─── DATA LISTING
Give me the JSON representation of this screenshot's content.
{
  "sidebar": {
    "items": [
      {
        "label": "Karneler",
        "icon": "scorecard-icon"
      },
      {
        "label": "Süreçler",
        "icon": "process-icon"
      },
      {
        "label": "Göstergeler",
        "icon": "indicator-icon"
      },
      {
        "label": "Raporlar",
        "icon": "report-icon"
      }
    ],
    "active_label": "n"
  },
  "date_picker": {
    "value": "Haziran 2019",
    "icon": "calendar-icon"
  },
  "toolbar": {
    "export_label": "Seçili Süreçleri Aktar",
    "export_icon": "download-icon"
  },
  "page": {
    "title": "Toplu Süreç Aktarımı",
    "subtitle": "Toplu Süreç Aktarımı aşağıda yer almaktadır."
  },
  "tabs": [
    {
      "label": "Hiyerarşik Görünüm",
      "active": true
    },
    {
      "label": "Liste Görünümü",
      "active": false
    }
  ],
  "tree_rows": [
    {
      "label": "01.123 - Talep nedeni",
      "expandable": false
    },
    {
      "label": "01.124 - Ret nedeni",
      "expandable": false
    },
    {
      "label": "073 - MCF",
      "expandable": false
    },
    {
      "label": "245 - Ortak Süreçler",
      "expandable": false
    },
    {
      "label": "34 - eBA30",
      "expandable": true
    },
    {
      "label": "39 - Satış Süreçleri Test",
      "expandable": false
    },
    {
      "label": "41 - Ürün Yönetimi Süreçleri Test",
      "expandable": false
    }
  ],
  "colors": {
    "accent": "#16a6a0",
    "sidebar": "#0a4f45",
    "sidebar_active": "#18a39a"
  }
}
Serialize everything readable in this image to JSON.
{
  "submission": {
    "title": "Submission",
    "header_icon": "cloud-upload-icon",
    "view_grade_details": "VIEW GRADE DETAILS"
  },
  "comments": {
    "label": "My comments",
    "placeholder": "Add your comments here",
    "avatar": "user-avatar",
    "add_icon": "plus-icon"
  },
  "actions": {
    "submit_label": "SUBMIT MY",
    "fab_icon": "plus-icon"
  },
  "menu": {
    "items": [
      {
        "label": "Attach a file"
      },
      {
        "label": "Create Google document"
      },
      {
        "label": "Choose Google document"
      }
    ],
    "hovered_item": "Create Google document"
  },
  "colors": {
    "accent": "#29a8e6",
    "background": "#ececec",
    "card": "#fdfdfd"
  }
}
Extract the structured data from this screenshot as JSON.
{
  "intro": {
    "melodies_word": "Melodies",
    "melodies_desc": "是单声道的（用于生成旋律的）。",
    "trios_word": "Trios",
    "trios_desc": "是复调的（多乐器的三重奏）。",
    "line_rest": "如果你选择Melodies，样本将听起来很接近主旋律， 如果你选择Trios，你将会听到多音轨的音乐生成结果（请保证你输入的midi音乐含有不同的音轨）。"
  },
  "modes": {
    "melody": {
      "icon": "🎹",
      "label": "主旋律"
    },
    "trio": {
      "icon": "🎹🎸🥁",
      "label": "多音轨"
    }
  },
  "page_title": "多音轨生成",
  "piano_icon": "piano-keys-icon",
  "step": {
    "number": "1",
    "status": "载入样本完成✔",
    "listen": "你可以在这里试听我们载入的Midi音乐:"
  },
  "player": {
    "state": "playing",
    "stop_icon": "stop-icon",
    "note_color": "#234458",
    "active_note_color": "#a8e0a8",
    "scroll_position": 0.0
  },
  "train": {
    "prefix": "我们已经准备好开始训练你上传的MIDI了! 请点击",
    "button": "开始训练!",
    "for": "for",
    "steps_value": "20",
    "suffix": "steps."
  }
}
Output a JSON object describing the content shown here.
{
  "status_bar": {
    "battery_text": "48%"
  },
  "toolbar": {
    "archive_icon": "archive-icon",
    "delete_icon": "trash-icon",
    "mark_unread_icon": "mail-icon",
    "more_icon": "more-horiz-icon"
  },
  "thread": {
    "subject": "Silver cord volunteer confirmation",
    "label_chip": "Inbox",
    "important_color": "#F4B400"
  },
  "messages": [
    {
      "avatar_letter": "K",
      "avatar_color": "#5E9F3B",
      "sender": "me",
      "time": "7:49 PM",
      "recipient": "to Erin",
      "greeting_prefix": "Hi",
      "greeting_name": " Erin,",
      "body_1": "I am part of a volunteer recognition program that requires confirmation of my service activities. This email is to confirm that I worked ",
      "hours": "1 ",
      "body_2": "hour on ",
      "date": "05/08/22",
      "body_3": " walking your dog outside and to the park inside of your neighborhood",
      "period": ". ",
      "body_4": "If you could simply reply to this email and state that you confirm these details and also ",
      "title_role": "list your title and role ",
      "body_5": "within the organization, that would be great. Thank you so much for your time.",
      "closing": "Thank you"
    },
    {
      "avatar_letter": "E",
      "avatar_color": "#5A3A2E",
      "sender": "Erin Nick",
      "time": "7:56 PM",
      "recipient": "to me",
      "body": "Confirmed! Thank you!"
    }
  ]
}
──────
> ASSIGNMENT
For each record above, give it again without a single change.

> RESULT FOR THIS EXERCISE
Give me the JSON representation of this screenshot's content.
{
  "sidebar": {
    "items": [
      {
        "label": "Karneler",
        "icon": "scorecard-icon"
      },
      {
        "label": "Süreçler",
        "icon": "process-icon"
      },
      {
        "label": "Göstergeler",
        "icon": "indicator-icon"
      },
      {
        "label": "Raporlar",
        "icon": "report-icon"
      }
    ],
    "active_label": "n"
  },
  "date_picker": {
    "value": "Haziran 2019",
    "icon": "calendar-icon"
  },
  "toolbar": {
    "export_label": "Seçili Süreçleri Aktar",
    "export_icon": "download-icon"
  },
  "page": {
    "title": "Toplu Süreç Aktarımı",
    "subtitle": "Toplu Süreç Aktarımı aşağıda yer almaktadır."
  },
  "tabs": [
    {
      "label": "Hiyerarşik Görünüm",
      "active": true
    },
    {
      "label": "Liste Görünümü",
      "active": false
    }
  ],
  "tree_rows": [
    {
      "label": "01.123 - Talep nedeni",
      "expandable": false
    },
    {
      "label": "01.124 - Ret nedeni",
      "expandable": false
    },
    {
      "label": "073 - MCF",
      "expandable": false
    },
    {
      "label": "245 - Ortak Süreçler",
      "expandable": false
    },
    {
      "label": "34 - eBA30",
      "expandable": true
    },
    {
      "label": "39 - Satış Süreçleri Test",
      "expandable": false
    },
    {
      "label": "41 - Ürün Yönetimi Süreçleri Test",
      "expandable": false
    }
  ],
  "colors": {
    "accent": "#16a6a0",
    "sidebar": "#0a4f45",
    "sidebar_active": "#18a39a"
  }
}
Serialize everything readable in this image to JSON.
{
  "submission": {
    "title": "Submission",
    "header_icon": "cloud-upload-icon",
    "view_grade_details": "VIEW GRADE DETAILS"
  },
  "comments": {
    "label": "My comments",
    "placeholder": "Add your comments here",
    "avatar": "user-avatar",
    "add_icon": "plus-icon"
  },
  "actions": {
    "submit_label": "SUBMIT MY",
    "fab_icon": "plus-icon"
  },
  "menu": {
    "items": [
      {
        "label": "Attach a file"
      },
      {
        "label": "Create Google document"
      },
      {
        "label": "Choose Google document"
      }
    ],
    "hovered_item": "Create Google document"
  },
  "colors": {
    "accent": "#29a8e6",
    "background": "#ececec",
    "card": "#fdfdfd"
  }
}
Extract the structured data from this screenshot as JSON.
{
  "intro": {
    "melodies_word": "Melodies",
    "melodies_desc": "是单声道的（用于生成旋律的）。",
    "trios_word": "Trios",
    "trios_desc": "是复调的（多乐器的三重奏）。",
    "line_rest": "如果你选择Melodies，样本将听起来很接近主旋律， 如果你选择Trios，你将会听到多音轨的音乐生成结果（请保证你输入的midi音乐含有不同的音轨）。"
  },
  "modes": {
    "melody": {
      "icon": "🎹",
      "label": "主旋律"
    },
    "trio": {
      "icon": "🎹🎸🥁",
      "label": "多音轨"
    }
  },
  "page_title": "多音轨生成",
  "piano_icon": "piano-keys-icon",
  "step": {
    "number": "1",
    "status": "载入样本完成✔",
    "listen": "你可以在这里试听我们载入的Midi音乐:"
  },
  "player": {
    "state": "playing",
    "stop_icon": "stop-icon",
    "note_color": "#234458",
    "active_note_color": "#a8e0a8",
    "scroll_position": 0.0
  },
  "train": {
    "prefix": "我们已经准备好开始训练你上传的MIDI了! 请点击",
    "button": "开始训练!",
    "for": "for",
    "steps_value": "20",
    "suffix": "steps."
  }
}
Output a JSON object describing the content shown here.
{
  "status_bar": {
    "battery_text": "48%"
  },
  "toolbar": {
    "archive_icon": "archive-icon",
    "delete_icon": "trash-icon",
    "mark_unread_icon": "mail-icon",
    "more_icon": "more-horiz-icon"
  },
  "thread": {
    "subject": "Silver cord volunteer confirmation",
    "label_chip": "Inbox",
    "important_color": "#F4B400"
  },
  "messages": [
    {
      "avatar_letter": "K",
      "avatar_color": "#5E9F3B",
      "sender": "me",
      "time": "7:49 PM",
      "recipient": "to Erin",
      "greeting_prefix": "Hi",
      "greeting_name": " Erin,",
      "body_1": "I am part of a volunteer recognition program that requires confirmation of my service activities. This email is to confirm that I worked ",
      "hours": "1 ",
      "body_2": "hour on ",
      "date": "05/08/22",
      "body_3": " walking your dog outside and to the park inside of your neighborhood",
      "period": ". ",
      "body_4": "If you could simply reply to this email and state that you confirm these details and also ",
      "title_role": "list your title and role ",
      "body_5": "within the organization, that would be great. Thank you so much for your time.",
      "closing": "Thank you"
    },
    {
      "avatar_letter": "E",
      "avatar_color": "#5A3A2E",
      "sender": "Erin Nick",
      "time": "7:56 PM",
      "recipient": "to me",
      "body": "Confirmed! Thank you!"
    }
  ]
}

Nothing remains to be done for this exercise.